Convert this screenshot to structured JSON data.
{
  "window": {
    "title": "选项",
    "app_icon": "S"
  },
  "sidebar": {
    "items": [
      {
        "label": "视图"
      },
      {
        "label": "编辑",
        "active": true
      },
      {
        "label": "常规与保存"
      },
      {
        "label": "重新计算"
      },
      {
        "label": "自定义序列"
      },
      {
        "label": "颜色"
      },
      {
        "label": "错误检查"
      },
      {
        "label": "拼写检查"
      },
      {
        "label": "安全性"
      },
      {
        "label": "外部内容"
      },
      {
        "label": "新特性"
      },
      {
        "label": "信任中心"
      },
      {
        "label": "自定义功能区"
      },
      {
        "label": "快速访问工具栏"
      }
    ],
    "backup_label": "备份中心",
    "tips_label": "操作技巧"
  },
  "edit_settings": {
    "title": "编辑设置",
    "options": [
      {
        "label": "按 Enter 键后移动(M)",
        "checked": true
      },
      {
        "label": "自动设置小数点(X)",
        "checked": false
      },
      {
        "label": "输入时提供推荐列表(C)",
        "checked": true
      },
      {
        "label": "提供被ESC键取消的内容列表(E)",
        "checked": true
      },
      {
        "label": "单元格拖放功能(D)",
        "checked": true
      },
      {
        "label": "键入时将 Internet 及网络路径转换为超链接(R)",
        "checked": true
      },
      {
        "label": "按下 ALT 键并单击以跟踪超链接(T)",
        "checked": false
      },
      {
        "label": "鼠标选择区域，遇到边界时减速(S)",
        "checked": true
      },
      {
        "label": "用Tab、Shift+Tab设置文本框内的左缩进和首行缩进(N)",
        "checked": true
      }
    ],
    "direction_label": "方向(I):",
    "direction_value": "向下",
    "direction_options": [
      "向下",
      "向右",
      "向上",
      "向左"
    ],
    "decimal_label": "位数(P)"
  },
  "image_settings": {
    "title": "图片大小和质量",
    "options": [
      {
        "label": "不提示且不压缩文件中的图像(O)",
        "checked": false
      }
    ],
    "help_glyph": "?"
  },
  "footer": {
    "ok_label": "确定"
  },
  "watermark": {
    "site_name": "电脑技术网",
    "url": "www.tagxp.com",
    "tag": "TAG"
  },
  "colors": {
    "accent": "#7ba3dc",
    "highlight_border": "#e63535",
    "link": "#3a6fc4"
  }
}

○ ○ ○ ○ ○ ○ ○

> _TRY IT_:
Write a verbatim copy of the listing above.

> _RESPONSE AREA_:
Convert this screenshot to structured JSON data.
{
  "window": {
    "title": "选项",
    "app_icon": "S"
  },
  "sidebar": {
    "items": [
      {
        "label": "视图"
      },
      {
        "label": "编辑",
        "active": true
      },
      {
        "label": "常规与保存"
      },
      {
        "label": "重新计算"
      },
      {
        "label": "自定义序列"
      },
      {
        "label": "颜色"
      },
      {
        "label": "错误检查"
      },
      {
        "label": "拼写检查"
      },
      {
        "label": "安全性"
      },
      {
        "label": "外部内容"
      },
      {
        "label": "新特性"
      },
      {
        "label": "信任中心"
      },
      {
        "label": "自定义功能区"
      },
      {
        "label": "快速访问工具栏"
      }
    ],
    "backup_label": "备份中心",
    "tips_label": "操作技巧"
  },
  "edit_settings": {
    "title": "编辑设置",
    "options": [
      {
        "label": "按 Enter 键后移动(M)",
        "checked": true
      },
      {
        "label": "自动设置小数点(X)",
        "checked": false
      },
      {
        "label": "输入时提供推荐列表(C)",
        "checked": true
      },
      {
        "label": "提供被ESC键取消的内容列表(E)",
        "checked": true
      },
      {
        "label": "单元格拖放功能(D)",
        "checked": true
      },
      {
        "label": "键入时将 Internet 及网络路径转换为超链接(R)",
        "checked": true
      },
      {
        "label": "按下 ALT 键并单击以跟踪超链接(T)",
        "checked": false
      },
      {
        "label": "鼠标选择区域，遇到边界时减速(S)",
        "checked": true
      },
      {
        "label": "用Tab、Shift+Tab设置文本框内的左缩进和首行缩进(N)",
        "checked": true
      }
    ],
    "direction_label": "方向(I):",
    "direction_value": "向下",
    "direction_options": [
      "向下",
      "向右",
      "向上",
      "向左"
    ],
    "decimal_label": "位数(P)"
  },
  "image_settings": {
    "title": "图片大小和质量",
    "options": [
      {
        "label": "不提示且不压缩文件中的图像(O)",
        "checked": false
      }
    ],
    "help_glyph": "?"
  },
  "footer": {
    "ok_label": "确定"
  },
  "watermark": {
    "site_name": "电脑技术网",
    "url": "www.tagxp.com",
    "tag": "TAG"
  },
  "colors": {
    "accent": "#7ba3dc",
    "highlight_border": "#e63535",
    "link": "#3a6fc4"
  }
}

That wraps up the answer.